The draft strategy includes a emissions cut target of 20 percent for 2030 and 70 percent by 2040, on 2008 levels. These could be supplemented by an agreement to “striv[e] for” 25 percent and 75 percent respectively.

Both targets are less than what the European Union, USA, UK, Pacific islands and others were calling for and less than what the Science-Based Targets Initiative say is aligned with 1.5C of global warming.

Australia’s negotiator said they were “not ambitious enough” and “the world is watching – more than I’ve ever seen it watching”.

The Marshall Islands negotiator Albon Ishoda told journalists that “the science already told us” that “anything less than 36 percent by 2030 and 96 percent by 2050 will be detrimental” to limiting global warming to 1.5C and that will “have a devastating impact”.

But, sources involved in last week’s closed talks, said some countries like China, South Africa and Saudi Arabia didn’t want 2030 or 2040 targets at all.

The talks chair, Liberian diplomat Harry Conway, told Climate Home he would look for options that could gain consensus among nations.

Conway said he would “strive as much as possible to avoid votes” but member states can choose to call a vote, although they rarely do.

Vanuatu’s negotiator Ralph Regenvanu told a press briefing that they would think about calling a vote if a “minority group of countries” were going to stop a “high ambition outcome” against the will of an “overwhelming majority, and I mean like two-thirds”.

The draft deal contains a target to get “zero or near-zero” sources to represent 5 percent of the energy used by international shipping by 2030. This target could be strengthened by the words “at least” and “striving for 10 percent”.

Shipping is currently powered almost completely by fossil fuels. According to the International Energy Agency (IEA), “low-carbon fuels” represent near to 0 percent of shipping’s fuel.

Discussions on how to reduce emissions have proven more contentious, with several big emerging economies, led by Brazil, resisting a proposal to tax shipping emissions and use the money to clean up the sector.

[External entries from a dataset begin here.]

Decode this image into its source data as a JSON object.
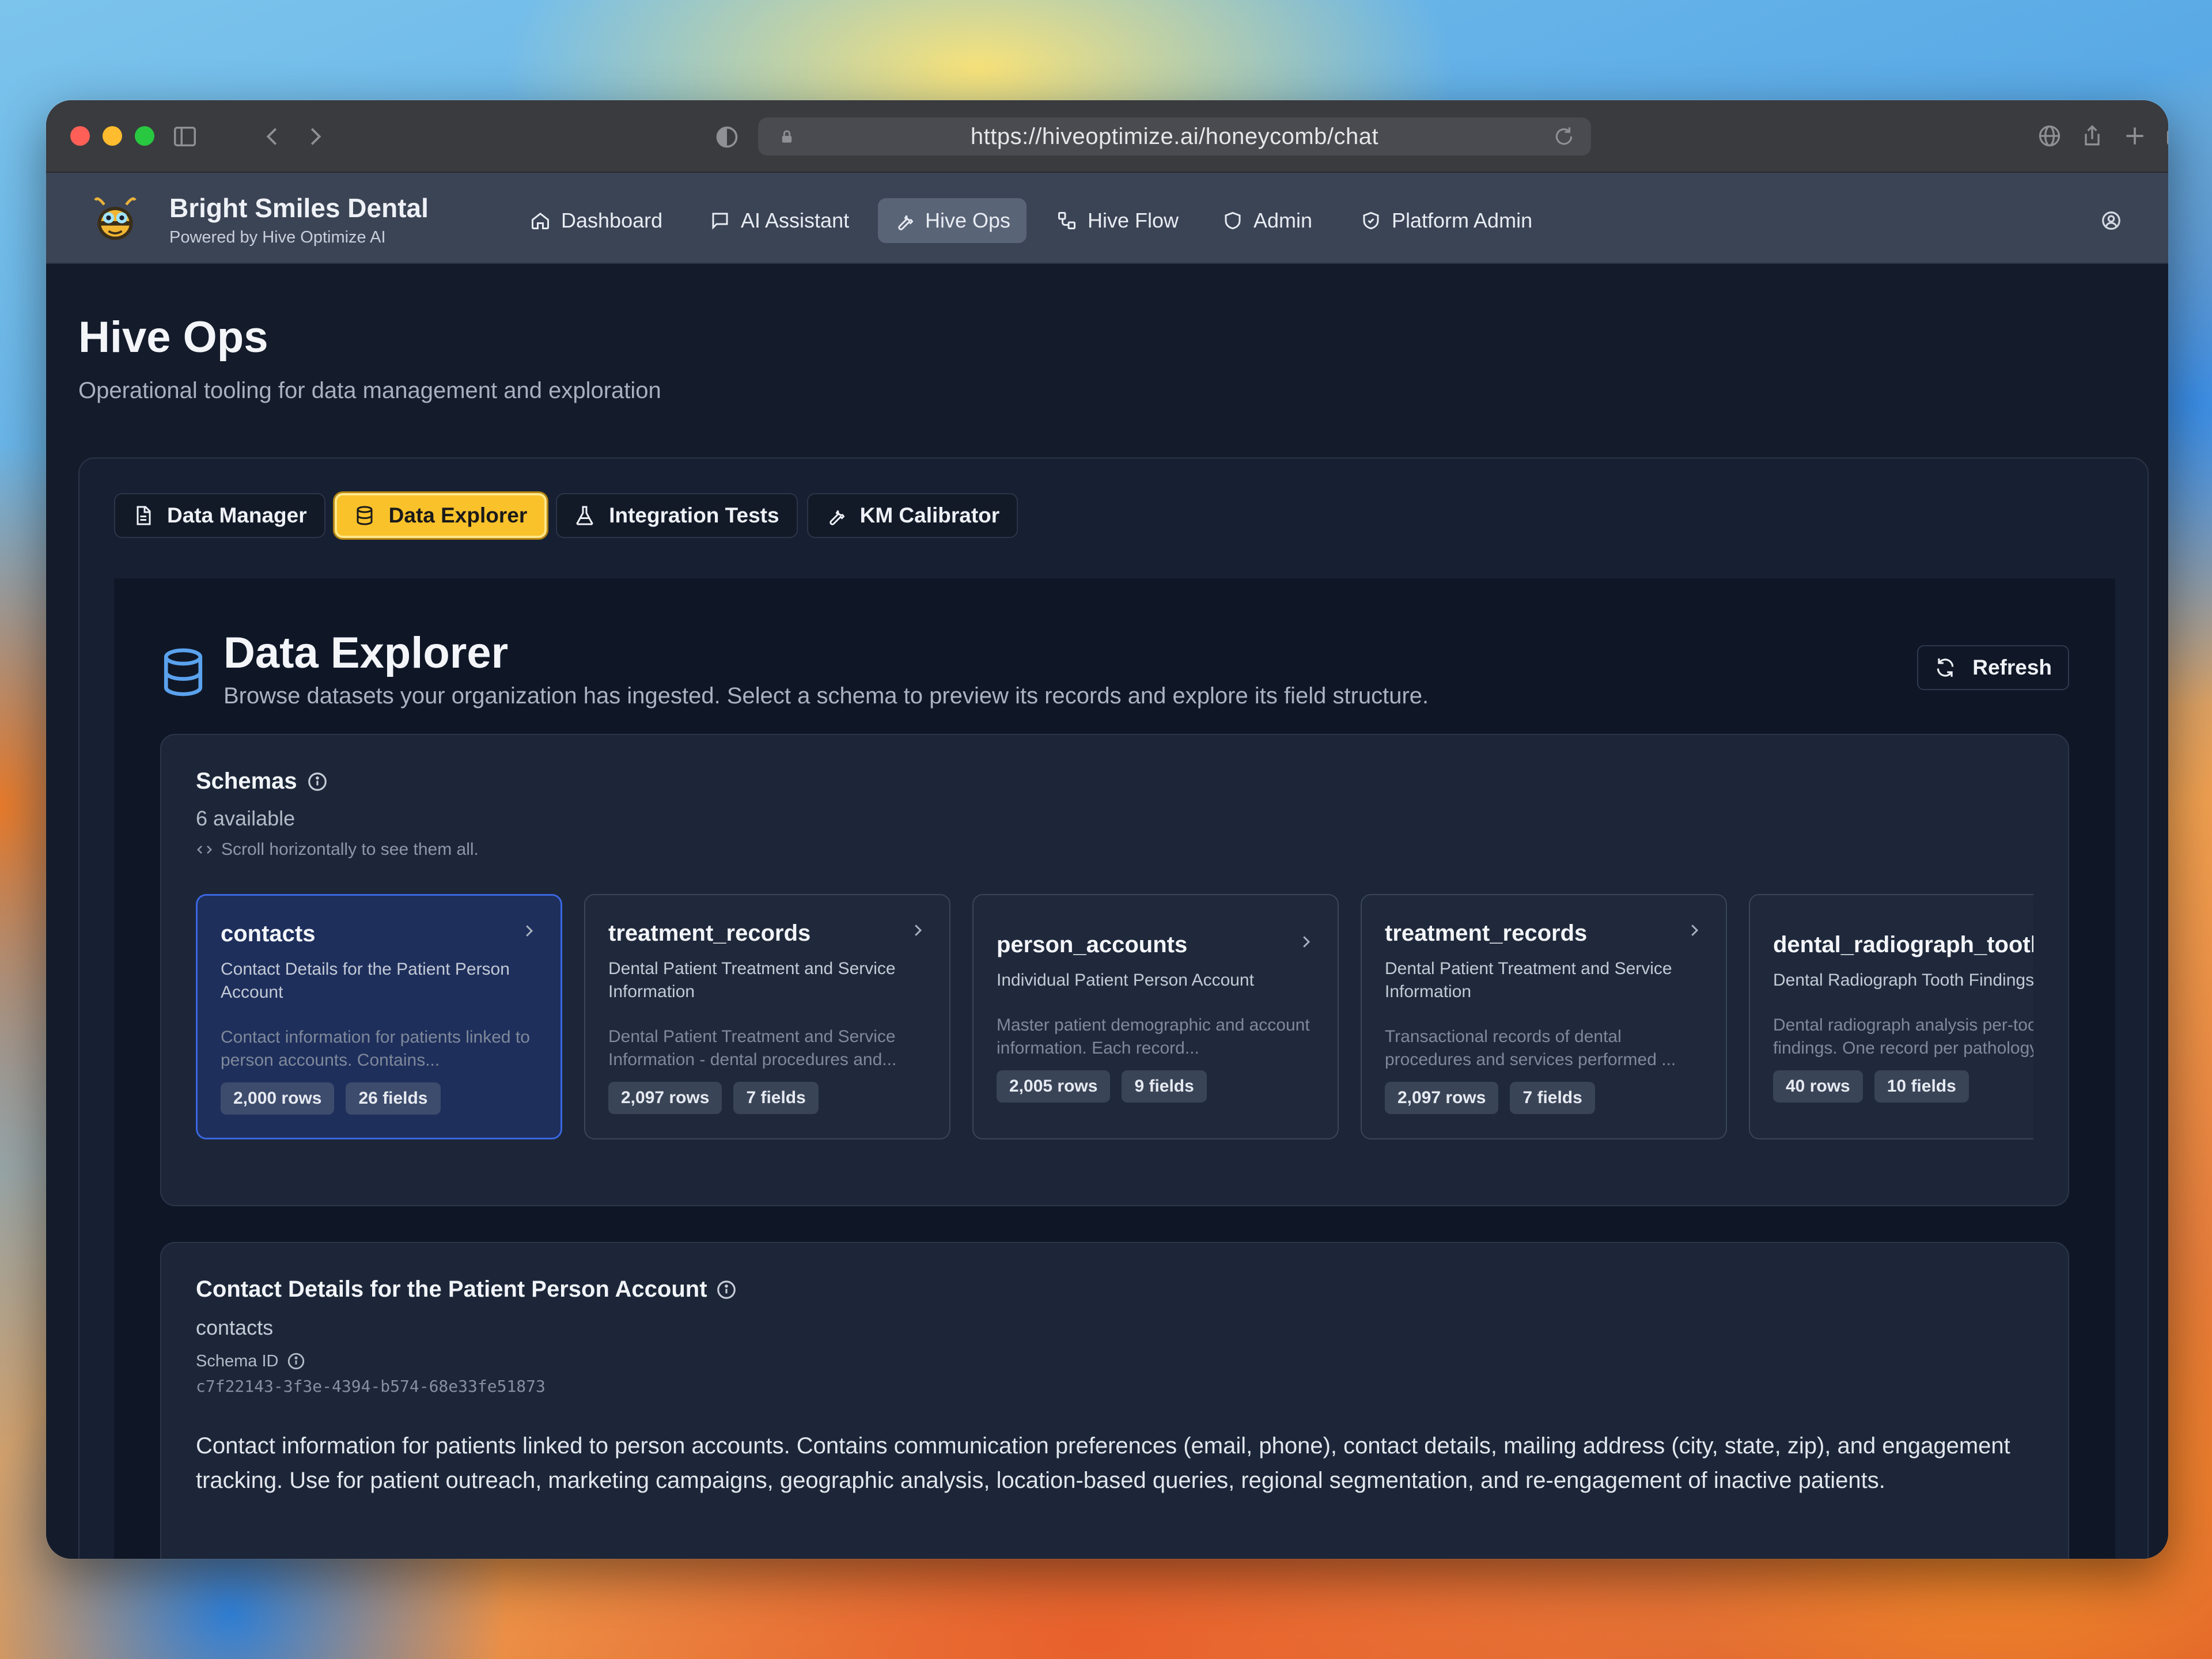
{
  "browser": {
    "url": "https://hiveoptimize.ai/honeycomb/chat"
  },
  "brand": {
    "name": "Bright Smiles Dental",
    "tagline": "Powered by Hive Optimize AI"
  },
  "nav": {
    "items": [
      {
        "label": "Dashboard",
        "icon": "home-icon"
      },
      {
        "label": "AI Assistant",
        "icon": "chat-icon"
      },
      {
        "label": "Hive Ops",
        "icon": "wrench-icon",
        "active": true
      },
      {
        "label": "Hive Flow",
        "icon": "workflow-icon"
      },
      {
        "label": "Admin",
        "icon": "shield-icon"
      },
      {
        "label": "Platform Admin",
        "icon": "shield-check-icon"
      }
    ]
  },
  "page": {
    "title": "Hive Ops",
    "subtitle": "Operational tooling for data management and exploration"
  },
  "tabs": [
    {
      "label": "Data Manager",
      "icon": "file-icon"
    },
    {
      "label": "Data Explorer",
      "icon": "database-icon",
      "active": true
    },
    {
      "label": "Integration Tests",
      "icon": "flask-icon"
    },
    {
      "label": "KM Calibrator",
      "icon": "wrench-icon"
    }
  ],
  "explorer": {
    "title": "Data Explorer",
    "subtitle": "Browse datasets your organization has ingested. Select a schema to preview its records and explore its field structure.",
    "refresh_label": "Refresh"
  },
  "schemas": {
    "title": "Schemas",
    "count": "6 available",
    "hint": "Scroll horizontally to see them all.",
    "cards": [
      {
        "name": "contacts",
        "label": "Contact Details for the Patient Person Account",
        "desc": "Contact information for patients linked to person accounts. Contains...",
        "rows": "2,000 rows",
        "fields": "26 fields",
        "selected": true
      },
      {
        "name": "treatment_records",
        "label": "Dental Patient Treatment and Service Information",
        "desc": "Dental Patient Treatment and Service Information - dental procedures and...",
        "rows": "2,097 rows",
        "fields": "7 fields"
      },
      {
        "name": "person_accounts",
        "label": "Individual Patient Person Account",
        "desc": "Master patient demographic and account information. Each record...",
        "rows": "2,005 rows",
        "fields": "9 fields"
      },
      {
        "name": "treatment_records",
        "label": "Dental Patient Treatment and Service Information",
        "desc": "Transactional records of dental procedures and services performed ...",
        "rows": "2,097 rows",
        "fields": "7 fields"
      },
      {
        "name": "dental_radiograph_tooth_findings",
        "label": "Dental Radiograph Tooth Findings",
        "desc": "Dental radiograph analysis per-tooth findings. One record per pathology",
        "rows": "40 rows",
        "fields": "10 fields"
      }
    ]
  },
  "detail": {
    "title": "Contact Details for the Patient Person Account",
    "name": "contacts",
    "schema_id_label": "Schema ID",
    "schema_id": "c7f22143-3f3e-4394-b574-68e33fe51873",
    "description": "Contact information for patients linked to person accounts. Contains communication preferences (email, phone), contact details, mailing address (city, state, zip), and engagement tracking. Use for patient outreach, marketing campaigns, geographic analysis, location-based queries, regional segmentation, and re-engagement of inactive patients."
  }
}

All these targets will be debated by negotiators at the IMO’s marine environment protection committee until they come to a decision on Friday.
Asked if he thought the 2030 and 2040 targets would improve, Regenvanu told Climate Home he was “going to fight” for improved targets. “That’s what we’re here for, we’re here to lobby”, he said.